That is the incident that gets the ball rolling. It's a significant event, but both novels deal much more with power and loneliness. Sex (including rape and statutory rape) is a charged catharsis with vast political aftershocks.
The problem I have with Disgrace is that I never, at any point, liked this protagonist. I understood him, sure, but I spent two hours this evening in the company of a character I didn't like and never grew to love. I appreciated his principles (as far as he stood by them), but the protagonist's (psychological) affect was more reminiscent of Camus' The Outsider. I could not find a way to believe the relationship between him and his daughter, either. Maybe there is something about this aging-man POV I don't get or can't slip vicariously into; I've never read About Schmidt, but I'm not sure I should bother.
Coetzee is as erudite as his anti-hero, so the writing - the actual choice and placement of the words - is strong.
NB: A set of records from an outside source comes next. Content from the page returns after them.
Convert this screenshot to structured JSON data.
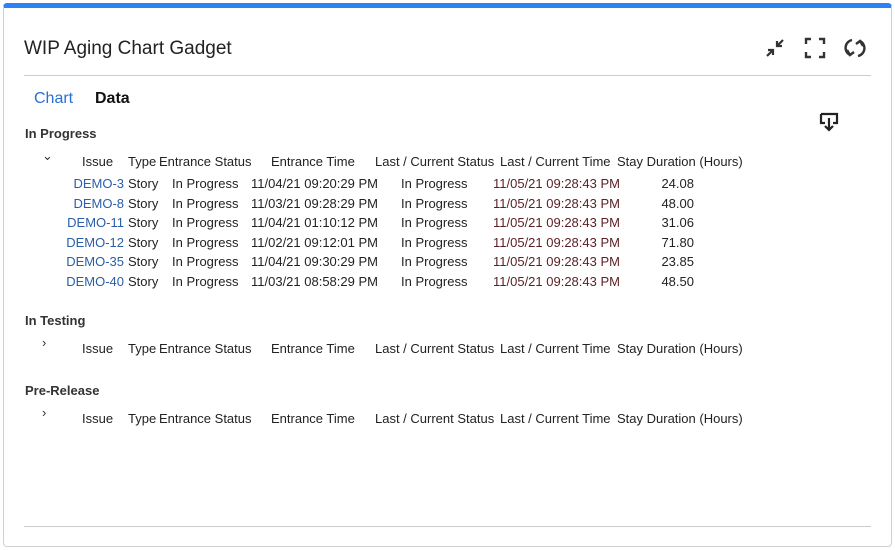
{
  "title": "WIP Aging Chart Gadget",
  "tabs": {
    "chart": "Chart",
    "data": "Data"
  },
  "icons": [
    "minimize-icon",
    "fullscreen-icon",
    "refresh-icon",
    "download-icon"
  ],
  "columns": [
    "Issue",
    "Type",
    "Entrance Status",
    "Entrance Time",
    "Last / Current Status",
    "Last / Current Time",
    "Stay Duration (Hours)"
  ],
  "sections": [
    {
      "name": "In Progress",
      "expanded": true,
      "rows": [
        [
          "DEMO-3",
          "Story",
          "In Progress",
          "11/04/21 09:20:29 PM",
          "In Progress",
          "11/05/21 09:28:43 PM",
          "24.08"
        ],
        [
          "DEMO-8",
          "Story",
          "In Progress",
          "11/03/21 09:28:29 PM",
          "In Progress",
          "11/05/21 09:28:43 PM",
          "48.00"
        ],
        [
          "DEMO-11",
          "Story",
          "In Progress",
          "11/04/21 01:10:12 PM",
          "In Progress",
          "11/05/21 09:28:43 PM",
          "31.06"
        ],
        [
          "DEMO-12",
          "Story",
          "In Progress",
          "11/02/21 09:12:01 PM",
          "In Progress",
          "11/05/21 09:28:43 PM",
          "71.80"
        ],
        [
          "DEMO-35",
          "Story",
          "In Progress",
          "11/04/21 09:30:29 PM",
          "In Progress",
          "11/05/21 09:28:43 PM",
          "23.85"
        ],
        [
          "DEMO-40",
          "Story",
          "In Progress",
          "11/03/21 08:58:29 PM",
          "In Progress",
          "11/05/21 09:28:43 PM",
          "48.50"
        ]
      ]
    },
    {
      "name": "In Testing",
      "expanded": false,
      "rows": []
    },
    {
      "name": "Pre-Release",
      "expanded": false,
      "rows": []
    }
  ]
}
The story moves along, and it did agitate me enough (at least intellectually) that I bit my nails. That's a good sign. I just didn't love anyone in the book at all. Is there a clinical detachment here from the writer? Or am I simply very sentimental as a reader, drawn to more sentimental stories? The novel was realistic, but realism does not always move me.
Both Notes on a Scandal and The Debt to Pleasure have strange broken characters who are somehow fun (or interesting) to inhabit, despite being unlovable. You love them in their despicable actions, in their twisted self-preserving logic.
Disgrace is a far-reaching novel. It touches on many themes with intelligence and depth, yet the emotional experience was tepid. Perhaps it is one of those books that will stay with me longer than I expect. Perhaps I am not well-read enough, and don't know enough of the classic literature references. (Like reading Camille Paglia or Harold Bloom, I felt very ignorant as to all the classics I have not read, and the potential layers of meaning I was missing.) Then again, a work should stand on its own.
I'm glad I read it (so people can stop telling me to read it), but will I walk past it at the bookstore, and grab my friend's arm, and say, "Hey! Have you read this?" while jabbing at its cover? No.
(Though I have to add: I really like the cover!)